Acute flaccid myelitis: Five things to know
Acute flaccid myelitis, a syndrome with rapid muscle weakness in children, has been seen in hospitals in the United States and Canada this fall.
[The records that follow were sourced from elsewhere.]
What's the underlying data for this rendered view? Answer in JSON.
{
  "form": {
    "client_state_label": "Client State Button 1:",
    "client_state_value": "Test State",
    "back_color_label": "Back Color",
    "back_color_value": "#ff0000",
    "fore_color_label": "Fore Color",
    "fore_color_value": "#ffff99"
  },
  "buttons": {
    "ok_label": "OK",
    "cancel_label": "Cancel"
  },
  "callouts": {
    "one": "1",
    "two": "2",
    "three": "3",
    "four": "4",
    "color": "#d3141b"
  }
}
A practice article in CMAJ (Canadian Medical Association Journal) outlines five things to know about this health issue:
- Acute flaccid myelitis is characterized by rapid-onset muscle weakness, with patients presenting with weak limbs, pain and absent reflexes
- Enteroviruses are the main cause of the disease in children
- Urgent testing should be performed, including infectious workup and neuroimaging, and suspected cases should be reported to the Public Health Agency of Canada
- Acute flaccid myelitis can progress rapidly and should be managed as a medical emergency
- It often results in persistent health deficits 4-6 months after detection, with less than one-fifth of children making a full recovery, and 8%-14% needing assistive devices to walk or being completely dependent on caregivers.